## YOUR OBJECTIVE
Restate the data below word for word, and let no image into your version.

Items from a data source:

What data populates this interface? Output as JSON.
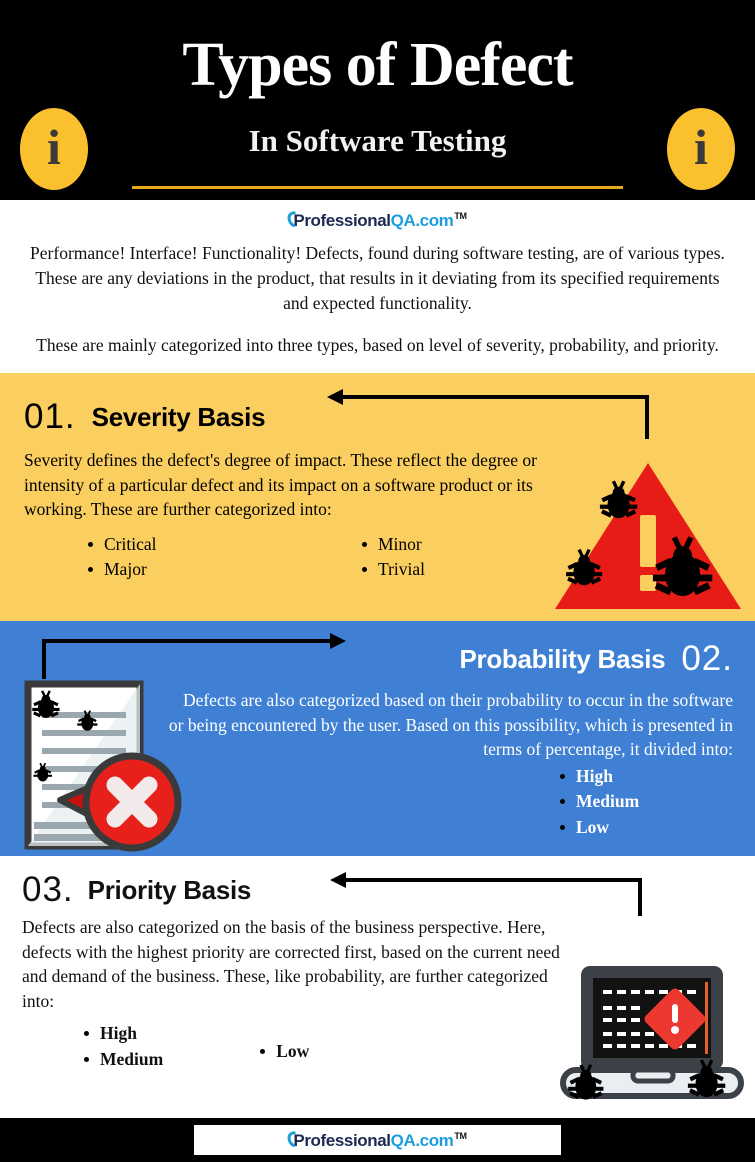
{
  "header": {
    "title": "Types of Defect",
    "subtitle": "In Software Testing",
    "info_icon_glyph": "i",
    "accent_color": "#FBC02D",
    "rule_color": "#E8A81C",
    "background": "#000000"
  },
  "brand": {
    "name_dark": "Professional",
    "name_light": "QA.com",
    "trademark": "TM",
    "dark_color": "#1b2a52",
    "light_color": "#1a9ede"
  },
  "intro": {
    "paragraph1": "Performance! Interface! Functionality! Defects, found during software testing, are of various types. These are any deviations in the product, that results in it deviating from its specified requirements and expected functionality.",
    "paragraph2": "These are mainly categorized into three types, based on level of severity, probability, and priority."
  },
  "sections": [
    {
      "number": "01.",
      "title": "Severity Basis",
      "body": "Severity defines the defect's degree of impact. These reflect the degree or intensity of a particular defect and its impact on a software product or its working. These are further categorized into:",
      "bullets_left": [
        "Critical",
        "Major"
      ],
      "bullets_right": [
        "Minor",
        "Trivial"
      ],
      "background": "#FBCE60",
      "text_color": "#000000",
      "icon": "warning-triangle-with-bugs",
      "icon_colors": {
        "triangle": "#E81C16",
        "mark": "#FBCE60",
        "bug": "#000000"
      }
    },
    {
      "number": "02.",
      "title": "Probability Basis",
      "body": "Defects are also categorized based on their probability to occur in the software or being encountered by the user. Based on this possibility, which is presented in terms of percentage, it divided into:",
      "bullets": [
        "High",
        "Medium",
        "Low"
      ],
      "background": "#3F80D4",
      "text_color": "#FFFFFF",
      "icon": "document-with-bugs-and-error-badge",
      "icon_colors": {
        "page": "#FFFFFF",
        "outline": "#3A3A3A",
        "badge": "#E8201C",
        "cross": "#F2EAEA"
      }
    },
    {
      "number": "03.",
      "title": "Priority Basis",
      "body": "Defects are also categorized on the basis of the business perspective. Here, defects with the highest priority are corrected first, based on the current need and demand of the business. These, like probability, are further categorized into:",
      "bullets_left": [
        "High",
        "Medium"
      ],
      "bullets_right": [
        "Low"
      ],
      "background": "#FFFFFF",
      "text_color": "#111111",
      "icon": "laptop-with-error-and-bugs",
      "icon_colors": {
        "body": "#3C4147",
        "screen": "#121212",
        "alert": "#ED3832",
        "base": "#E9EEF2"
      }
    }
  ],
  "footer": {
    "background": "#000000"
  }
}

## EXERCISE RESPONSE
What data populates this interface? Output as JSON.
{
  "header": {
    "title": "Types of Defect",
    "subtitle": "In Software Testing",
    "info_icon_glyph": "i",
    "accent_color": "#FBC02D",
    "rule_color": "#E8A81C",
    "background": "#000000"
  },
  "brand": {
    "name_dark": "Professional",
    "name_light": "QA.com",
    "trademark": "TM",
    "dark_color": "#1b2a52",
    "light_color": "#1a9ede"
  },
  "intro": {
    "paragraph1": "Performance! Interface! Functionality! Defects, found during software testing, are of various types. These are any deviations in the product, that results in it deviating from its specified requirements and expected functionality.",
    "paragraph2": "These are mainly categorized into three types, based on level of severity, probability, and priority."
  },
  "sections": [
    {
      "number": "01.",
      "title": "Severity Basis",
      "body": "Severity defines the defect's degree of impact. These reflect the degree or intensity of a particular defect and its impact on a software product or its working. These are further categorized into:",
      "bullets_left": [
        "Critical",
        "Major"
      ],
      "bullets_right": [
        "Minor",
        "Trivial"
      ],
      "background": "#FBCE60",
      "text_color": "#000000",
      "icon": "warning-triangle-with-bugs",
      "icon_colors": {
        "triangle": "#E81C16",
        "mark": "#FBCE60",
        "bug": "#000000"
      }
    },
    {
      "number": "02.",
      "title": "Probability Basis",
      "body": "Defects are also categorized based on their probability to occur in the software or being encountered by the user. Based on this possibility, which is presented in terms of percentage, it divided into:",
      "bullets": [
        "High",
        "Medium",
        "Low"
      ],
      "background": "#3F80D4",
      "text_color": "#FFFFFF",
      "icon": "document-with-bugs-and-error-badge",
      "icon_colors": {
        "page": "#FFFFFF",
        "outline": "#3A3A3A",
        "badge": "#E8201C",
        "cross": "#F2EAEA"
      }
    },
    {
      "number": "03.",
      "title": "Priority Basis",
      "body": "Defects are also categorized on the basis of the business perspective. Here, defects with the highest priority are corrected first, based on the current need and demand of the business. These, like probability, are further categorized into:",
      "bullets_left": [
        "High",
        "Medium"
      ],
      "bullets_right": [
        "Low"
      ],
      "background": "#FFFFFF",
      "text_color": "#111111",
      "icon": "laptop-with-error-and-bugs",
      "icon_colors": {
        "body": "#3C4147",
        "screen": "#121212",
        "alert": "#ED3832",
        "base": "#E9EEF2"
      }
    }
  ],
  "footer": {
    "background": "#000000"
  }
}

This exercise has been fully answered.